[Website and app data records]

%%

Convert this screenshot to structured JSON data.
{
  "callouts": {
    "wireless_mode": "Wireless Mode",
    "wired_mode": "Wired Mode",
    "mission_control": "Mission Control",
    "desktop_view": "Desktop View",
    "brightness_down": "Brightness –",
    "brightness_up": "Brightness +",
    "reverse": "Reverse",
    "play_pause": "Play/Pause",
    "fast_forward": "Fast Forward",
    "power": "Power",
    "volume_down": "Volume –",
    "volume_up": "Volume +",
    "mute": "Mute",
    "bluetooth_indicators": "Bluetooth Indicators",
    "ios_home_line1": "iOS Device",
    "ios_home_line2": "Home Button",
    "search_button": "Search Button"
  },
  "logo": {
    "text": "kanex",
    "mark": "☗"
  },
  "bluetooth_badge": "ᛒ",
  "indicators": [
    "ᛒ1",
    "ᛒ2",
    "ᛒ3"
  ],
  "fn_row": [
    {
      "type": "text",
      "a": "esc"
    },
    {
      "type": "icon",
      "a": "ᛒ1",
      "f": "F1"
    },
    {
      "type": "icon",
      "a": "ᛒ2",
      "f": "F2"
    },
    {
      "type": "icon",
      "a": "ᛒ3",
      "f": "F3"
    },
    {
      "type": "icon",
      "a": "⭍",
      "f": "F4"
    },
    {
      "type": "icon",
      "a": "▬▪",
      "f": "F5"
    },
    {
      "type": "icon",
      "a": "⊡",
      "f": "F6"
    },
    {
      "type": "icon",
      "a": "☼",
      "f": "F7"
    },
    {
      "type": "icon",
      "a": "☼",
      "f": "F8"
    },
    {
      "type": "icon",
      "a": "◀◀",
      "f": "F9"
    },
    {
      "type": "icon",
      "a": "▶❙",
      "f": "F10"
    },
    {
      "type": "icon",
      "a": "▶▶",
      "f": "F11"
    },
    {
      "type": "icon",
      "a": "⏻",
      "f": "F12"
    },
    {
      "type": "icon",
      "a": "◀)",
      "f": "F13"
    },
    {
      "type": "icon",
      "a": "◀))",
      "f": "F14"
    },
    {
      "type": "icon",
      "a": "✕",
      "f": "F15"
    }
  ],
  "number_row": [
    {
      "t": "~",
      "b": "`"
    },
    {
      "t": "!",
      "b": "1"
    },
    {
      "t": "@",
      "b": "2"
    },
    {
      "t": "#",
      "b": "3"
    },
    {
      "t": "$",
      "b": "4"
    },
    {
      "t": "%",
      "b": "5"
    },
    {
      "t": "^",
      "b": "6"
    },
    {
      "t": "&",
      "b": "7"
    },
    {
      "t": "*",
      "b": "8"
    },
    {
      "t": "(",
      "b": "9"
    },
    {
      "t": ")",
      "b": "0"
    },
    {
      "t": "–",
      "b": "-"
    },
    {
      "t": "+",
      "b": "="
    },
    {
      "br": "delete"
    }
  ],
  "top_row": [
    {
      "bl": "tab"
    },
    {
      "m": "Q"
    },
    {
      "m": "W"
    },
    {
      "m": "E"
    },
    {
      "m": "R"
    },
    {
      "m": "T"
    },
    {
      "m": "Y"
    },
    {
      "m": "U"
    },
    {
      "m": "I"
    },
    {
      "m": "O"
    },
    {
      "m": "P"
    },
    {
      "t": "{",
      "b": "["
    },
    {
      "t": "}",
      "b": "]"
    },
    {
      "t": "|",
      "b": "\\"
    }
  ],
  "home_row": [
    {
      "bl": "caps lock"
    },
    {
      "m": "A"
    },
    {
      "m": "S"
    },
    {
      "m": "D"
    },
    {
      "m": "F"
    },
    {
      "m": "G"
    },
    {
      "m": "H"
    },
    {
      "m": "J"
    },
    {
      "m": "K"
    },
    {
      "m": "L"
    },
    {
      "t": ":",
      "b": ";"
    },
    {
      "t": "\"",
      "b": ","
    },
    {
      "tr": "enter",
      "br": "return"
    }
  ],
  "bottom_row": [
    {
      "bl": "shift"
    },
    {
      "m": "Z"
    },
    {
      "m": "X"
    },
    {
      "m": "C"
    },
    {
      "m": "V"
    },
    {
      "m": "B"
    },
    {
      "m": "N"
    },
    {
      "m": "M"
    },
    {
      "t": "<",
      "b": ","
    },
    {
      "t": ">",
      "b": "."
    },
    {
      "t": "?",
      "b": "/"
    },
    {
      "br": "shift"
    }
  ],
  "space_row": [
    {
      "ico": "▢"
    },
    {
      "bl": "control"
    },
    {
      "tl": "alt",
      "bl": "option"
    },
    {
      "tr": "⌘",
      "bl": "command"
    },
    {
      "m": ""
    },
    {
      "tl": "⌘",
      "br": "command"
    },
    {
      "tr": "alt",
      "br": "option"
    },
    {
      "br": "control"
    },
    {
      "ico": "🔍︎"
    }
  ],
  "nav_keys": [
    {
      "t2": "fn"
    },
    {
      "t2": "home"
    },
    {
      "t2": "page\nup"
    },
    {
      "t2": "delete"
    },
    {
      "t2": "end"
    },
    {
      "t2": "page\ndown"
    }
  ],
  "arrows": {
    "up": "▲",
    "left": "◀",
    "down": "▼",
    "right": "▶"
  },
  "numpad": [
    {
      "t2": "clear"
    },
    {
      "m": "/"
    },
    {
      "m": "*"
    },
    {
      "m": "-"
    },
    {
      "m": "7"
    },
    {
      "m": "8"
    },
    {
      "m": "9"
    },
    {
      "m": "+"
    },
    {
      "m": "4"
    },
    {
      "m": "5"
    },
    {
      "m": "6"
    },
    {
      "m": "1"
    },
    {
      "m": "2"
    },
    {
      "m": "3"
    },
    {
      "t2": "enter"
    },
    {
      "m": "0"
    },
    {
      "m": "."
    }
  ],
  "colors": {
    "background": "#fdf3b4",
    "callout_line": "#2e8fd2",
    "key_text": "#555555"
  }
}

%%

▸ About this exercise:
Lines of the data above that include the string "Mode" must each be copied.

▸ Exercise solution:
    "wireless_mode": "Wireless Mode",
    "wired_mode": "Wired Mode",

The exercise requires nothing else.